* Assignment
For the word "Ctrl", work out how many lines in the records below contain it and state that count alone.

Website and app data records

|---|

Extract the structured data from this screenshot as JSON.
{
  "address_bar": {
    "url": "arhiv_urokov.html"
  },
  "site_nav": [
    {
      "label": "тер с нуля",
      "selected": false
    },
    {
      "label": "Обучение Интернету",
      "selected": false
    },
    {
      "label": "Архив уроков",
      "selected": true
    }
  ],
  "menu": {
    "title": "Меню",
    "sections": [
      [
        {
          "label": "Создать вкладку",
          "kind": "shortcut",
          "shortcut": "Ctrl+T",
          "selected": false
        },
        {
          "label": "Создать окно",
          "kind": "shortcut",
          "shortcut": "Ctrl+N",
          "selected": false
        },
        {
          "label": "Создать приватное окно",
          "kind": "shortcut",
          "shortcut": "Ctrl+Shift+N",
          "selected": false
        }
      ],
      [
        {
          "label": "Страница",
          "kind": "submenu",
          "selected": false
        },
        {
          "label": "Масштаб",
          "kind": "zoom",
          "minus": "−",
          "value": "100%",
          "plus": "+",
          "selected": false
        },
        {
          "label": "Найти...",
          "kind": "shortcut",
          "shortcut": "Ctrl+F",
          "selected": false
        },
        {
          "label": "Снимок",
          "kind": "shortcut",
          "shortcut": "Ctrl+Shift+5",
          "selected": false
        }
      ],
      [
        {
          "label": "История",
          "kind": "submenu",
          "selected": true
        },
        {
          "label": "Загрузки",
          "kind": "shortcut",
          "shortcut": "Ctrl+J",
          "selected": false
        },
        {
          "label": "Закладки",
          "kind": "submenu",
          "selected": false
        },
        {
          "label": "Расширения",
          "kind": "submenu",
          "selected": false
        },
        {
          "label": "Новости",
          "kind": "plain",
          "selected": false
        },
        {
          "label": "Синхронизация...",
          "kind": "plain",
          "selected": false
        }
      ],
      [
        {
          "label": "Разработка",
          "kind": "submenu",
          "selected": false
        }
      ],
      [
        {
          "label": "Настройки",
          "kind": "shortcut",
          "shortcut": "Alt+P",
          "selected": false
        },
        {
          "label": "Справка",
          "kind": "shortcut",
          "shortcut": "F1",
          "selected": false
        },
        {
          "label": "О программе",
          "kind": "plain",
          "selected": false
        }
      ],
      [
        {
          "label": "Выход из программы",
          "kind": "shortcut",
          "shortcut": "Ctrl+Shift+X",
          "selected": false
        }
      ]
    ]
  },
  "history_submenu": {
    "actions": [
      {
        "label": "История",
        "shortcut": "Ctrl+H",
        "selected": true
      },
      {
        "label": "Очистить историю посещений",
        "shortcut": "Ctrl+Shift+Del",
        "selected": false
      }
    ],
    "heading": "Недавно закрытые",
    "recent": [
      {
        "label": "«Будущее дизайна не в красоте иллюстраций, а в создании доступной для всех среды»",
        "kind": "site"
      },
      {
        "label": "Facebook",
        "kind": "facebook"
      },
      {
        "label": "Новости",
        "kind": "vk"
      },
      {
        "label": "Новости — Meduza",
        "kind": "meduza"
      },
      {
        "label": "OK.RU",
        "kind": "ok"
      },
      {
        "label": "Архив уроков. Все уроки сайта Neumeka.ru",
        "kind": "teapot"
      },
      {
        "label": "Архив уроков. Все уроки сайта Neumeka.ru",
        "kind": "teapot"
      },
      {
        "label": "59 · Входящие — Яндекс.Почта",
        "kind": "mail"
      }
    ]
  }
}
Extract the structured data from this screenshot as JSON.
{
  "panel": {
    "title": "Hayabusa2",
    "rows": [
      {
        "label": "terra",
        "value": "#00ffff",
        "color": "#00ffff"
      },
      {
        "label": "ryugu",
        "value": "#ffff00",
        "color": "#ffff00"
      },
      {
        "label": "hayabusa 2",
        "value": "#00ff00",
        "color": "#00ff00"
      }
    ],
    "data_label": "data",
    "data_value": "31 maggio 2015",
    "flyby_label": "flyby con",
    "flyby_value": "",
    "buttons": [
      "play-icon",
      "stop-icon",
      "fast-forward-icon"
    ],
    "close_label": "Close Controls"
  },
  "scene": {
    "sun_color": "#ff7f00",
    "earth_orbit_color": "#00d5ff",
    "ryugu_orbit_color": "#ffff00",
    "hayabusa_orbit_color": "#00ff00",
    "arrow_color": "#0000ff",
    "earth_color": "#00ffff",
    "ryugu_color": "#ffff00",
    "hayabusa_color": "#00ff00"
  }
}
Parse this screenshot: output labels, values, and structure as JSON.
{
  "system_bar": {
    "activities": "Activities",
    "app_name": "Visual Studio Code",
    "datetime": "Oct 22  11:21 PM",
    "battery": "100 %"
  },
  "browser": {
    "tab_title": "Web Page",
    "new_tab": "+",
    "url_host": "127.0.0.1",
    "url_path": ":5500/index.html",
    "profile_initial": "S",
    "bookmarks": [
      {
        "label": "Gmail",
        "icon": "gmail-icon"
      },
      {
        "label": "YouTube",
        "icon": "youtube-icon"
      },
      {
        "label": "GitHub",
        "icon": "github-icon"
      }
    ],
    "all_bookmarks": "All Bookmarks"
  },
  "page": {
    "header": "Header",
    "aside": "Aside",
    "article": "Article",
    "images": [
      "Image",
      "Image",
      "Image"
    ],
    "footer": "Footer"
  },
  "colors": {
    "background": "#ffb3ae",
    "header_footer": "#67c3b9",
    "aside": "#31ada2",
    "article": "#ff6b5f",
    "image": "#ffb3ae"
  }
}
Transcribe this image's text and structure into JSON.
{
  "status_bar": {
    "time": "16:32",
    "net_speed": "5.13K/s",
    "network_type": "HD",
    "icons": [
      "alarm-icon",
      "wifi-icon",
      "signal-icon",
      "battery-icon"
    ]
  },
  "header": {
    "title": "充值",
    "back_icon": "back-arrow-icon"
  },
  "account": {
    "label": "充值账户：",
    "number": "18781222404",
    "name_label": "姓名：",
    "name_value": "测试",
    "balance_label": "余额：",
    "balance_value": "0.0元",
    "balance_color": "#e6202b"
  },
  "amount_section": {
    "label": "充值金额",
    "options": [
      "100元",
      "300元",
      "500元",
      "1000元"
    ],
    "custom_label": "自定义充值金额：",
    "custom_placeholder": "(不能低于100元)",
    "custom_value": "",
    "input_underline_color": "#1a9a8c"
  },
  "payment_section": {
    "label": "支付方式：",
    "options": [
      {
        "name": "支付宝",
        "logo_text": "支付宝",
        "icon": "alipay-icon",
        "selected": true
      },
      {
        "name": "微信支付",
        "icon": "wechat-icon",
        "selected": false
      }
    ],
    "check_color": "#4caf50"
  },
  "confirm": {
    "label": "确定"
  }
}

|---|

* Output for this task
9